EXERCISE DIRECTIONS
Restate the entries word for word and skip every image.

EXERCISE INPUTS
- Opening Delimiter -
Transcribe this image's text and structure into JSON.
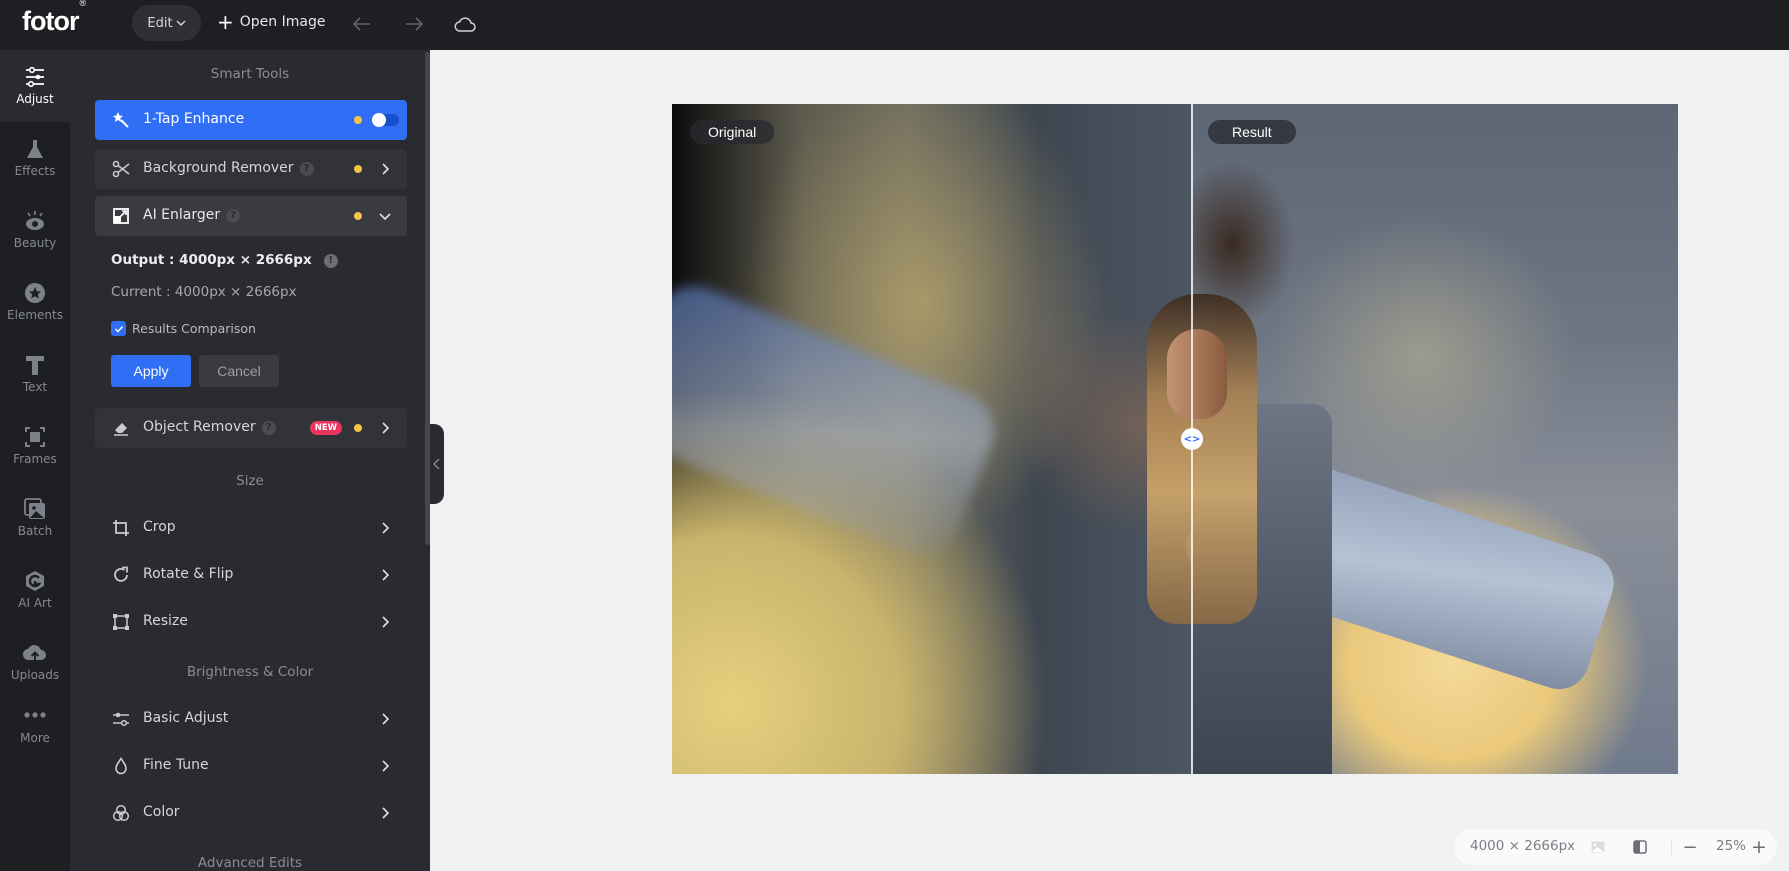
{
  "app": {
    "logo": "fotor",
    "logo_mark": "®"
  },
  "header": {
    "edit_label": "Edit",
    "open_image_label": "Open Image",
    "icons": [
      "undo-arrow-icon",
      "redo-arrow-icon",
      "cloud-icon"
    ]
  },
  "rail": {
    "items": [
      {
        "label": "Adjust",
        "icon": "sliders-icon",
        "active": true
      },
      {
        "label": "Effects",
        "icon": "flask-icon"
      },
      {
        "label": "Beauty",
        "icon": "eye-icon"
      },
      {
        "label": "Elements",
        "icon": "star-circle-icon"
      },
      {
        "label": "Text",
        "icon": "text-t-icon"
      },
      {
        "label": "Frames",
        "icon": "frame-icon"
      },
      {
        "label": "Batch",
        "icon": "batch-images-icon"
      },
      {
        "label": "AI Art",
        "icon": "ai-art-hexagon-icon"
      },
      {
        "label": "Uploads",
        "icon": "cloud-upload-icon"
      },
      {
        "label": "More",
        "icon": "more-dots-icon"
      }
    ]
  },
  "panel": {
    "smart_tools_title": "Smart Tools",
    "tools": {
      "tap_enhance": {
        "label": "1-Tap Enhance",
        "toggle_on": false
      },
      "bg_remover": {
        "label": "Background Remover"
      },
      "ai_enlarger": {
        "label": "AI Enlarger"
      },
      "object_remover": {
        "label": "Object Remover",
        "badge": "NEW"
      }
    },
    "enlarger": {
      "output": "Output : 4000px × 2666px",
      "current": "Current : 4000px × 2666px",
      "results_comparison_label": "Results Comparison",
      "results_comparison_checked": true,
      "apply_label": "Apply",
      "cancel_label": "Cancel"
    },
    "size_title": "Size",
    "size_items": [
      {
        "label": "Crop",
        "icon": "crop-icon"
      },
      {
        "label": "Rotate & Flip",
        "icon": "rotate-icon"
      },
      {
        "label": "Resize",
        "icon": "resize-icon"
      }
    ],
    "brightness_title": "Brightness & Color",
    "brightness_items": [
      {
        "label": "Basic Adjust",
        "icon": "sliders-icon"
      },
      {
        "label": "Fine Tune",
        "icon": "droplet-icon"
      },
      {
        "label": "Color",
        "icon": "color-circles-icon"
      }
    ],
    "advanced_title": "Advanced Edits"
  },
  "canvas": {
    "original_label": "Original",
    "result_label": "Result",
    "compare_handle": "<>"
  },
  "status": {
    "dimensions": "4000 × 2666px",
    "zoom": "25%",
    "zoom_out": "−",
    "zoom_in": "+"
  },
  "colors": {
    "accent": "#2f6ef5",
    "dot": "#f5c444",
    "new_badge": "#e8345f",
    "header_bg": "#1e1f23",
    "panel_bg": "#2a2b30"
  }
}
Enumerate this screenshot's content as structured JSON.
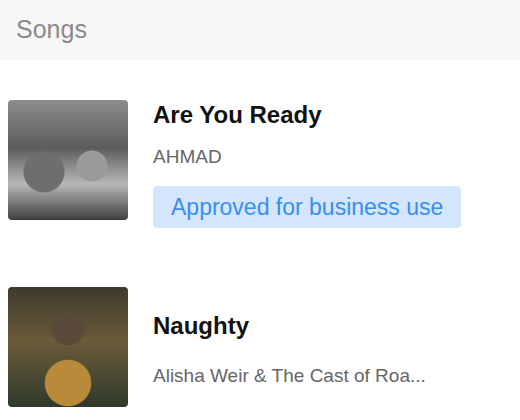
{
  "header": {
    "title": "Songs"
  },
  "songs": [
    {
      "title": "Are You Ready",
      "artist": "AHMAD",
      "badge": "Approved for business use"
    },
    {
      "title": "Naughty",
      "artist": "Alisha Weir & The Cast of Roa..."
    }
  ]
}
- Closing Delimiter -
ANSWER FOR THIS EXERCISE
Transcribe this image's text and structure into JSON.
{
  "app": {
    "logo": "fotor",
    "logo_mark": "®"
  },
  "header": {
    "edit_label": "Edit",
    "open_image_label": "Open Image",
    "icons": [
      "undo-arrow-icon",
      "redo-arrow-icon",
      "cloud-icon"
    ]
  },
  "rail": {
    "items": [
      {
        "label": "Adjust",
        "icon": "sliders-icon",
        "active": true
      },
      {
        "label": "Effects",
        "icon": "flask-icon"
      },
      {
        "label": "Beauty",
        "icon": "eye-icon"
      },
      {
        "label": "Elements",
        "icon": "star-circle-icon"
      },
      {
        "label": "Text",
        "icon": "text-t-icon"
      },
      {
        "label": "Frames",
        "icon": "frame-icon"
      },
      {
        "label": "Batch",
        "icon": "batch-images-icon"
      },
      {
        "label": "AI Art",
        "icon": "ai-art-hexagon-icon"
      },
      {
        "label": "Uploads",
        "icon": "cloud-upload-icon"
      },
      {
        "label": "More",
        "icon": "more-dots-icon"
      }
    ]
  },
  "panel": {
    "smart_tools_title": "Smart Tools",
    "tools": {
      "tap_enhance": {
        "label": "1-Tap Enhance",
        "toggle_on": false
      },
      "bg_remover": {
        "label": "Background Remover"
      },
      "ai_enlarger": {
        "label": "AI Enlarger"
      },
      "object_remover": {
        "label": "Object Remover",
        "badge": "NEW"
      }
    },
    "enlarger": {
      "output": "Output : 4000px × 2666px",
      "current": "Current : 4000px × 2666px",
      "results_comparison_label": "Results Comparison",
      "results_comparison_checked": true,
      "apply_label": "Apply",
      "cancel_label": "Cancel"
    },
    "size_title": "Size",
    "size_items": [
      {
        "label": "Crop",
        "icon": "crop-icon"
      },
      {
        "label": "Rotate & Flip",
        "icon": "rotate-icon"
      },
      {
        "label": "Resize",
        "icon": "resize-icon"
      }
    ],
    "brightness_title": "Brightness & Color",
    "brightness_items": [
      {
        "label": "Basic Adjust",
        "icon": "sliders-icon"
      },
      {
        "label": "Fine Tune",
        "icon": "droplet-icon"
      },
      {
        "label": "Color",
        "icon": "color-circles-icon"
      }
    ],
    "advanced_title": "Advanced Edits"
  },
  "canvas": {
    "original_label": "Original",
    "result_label": "Result",
    "compare_handle": "<>"
  },
  "status": {
    "dimensions": "4000 × 2666px",
    "zoom": "25%",
    "zoom_out": "−",
    "zoom_in": "+"
  },
  "colors": {
    "accent": "#2f6ef5",
    "dot": "#f5c444",
    "new_badge": "#e8345f",
    "header_bg": "#1e1f23",
    "panel_bg": "#2a2b30"
  }
}
Enumerate this screenshot's content as structured JSON.
{
  "header": {
    "title": "Songs"
  },
  "songs": [
    {
      "title": "Are You Ready",
      "artist": "AHMAD",
      "badge": "Approved for business use"
    },
    {
      "title": "Naughty",
      "artist": "Alisha Weir & The Cast of Roa..."
    }
  ]
}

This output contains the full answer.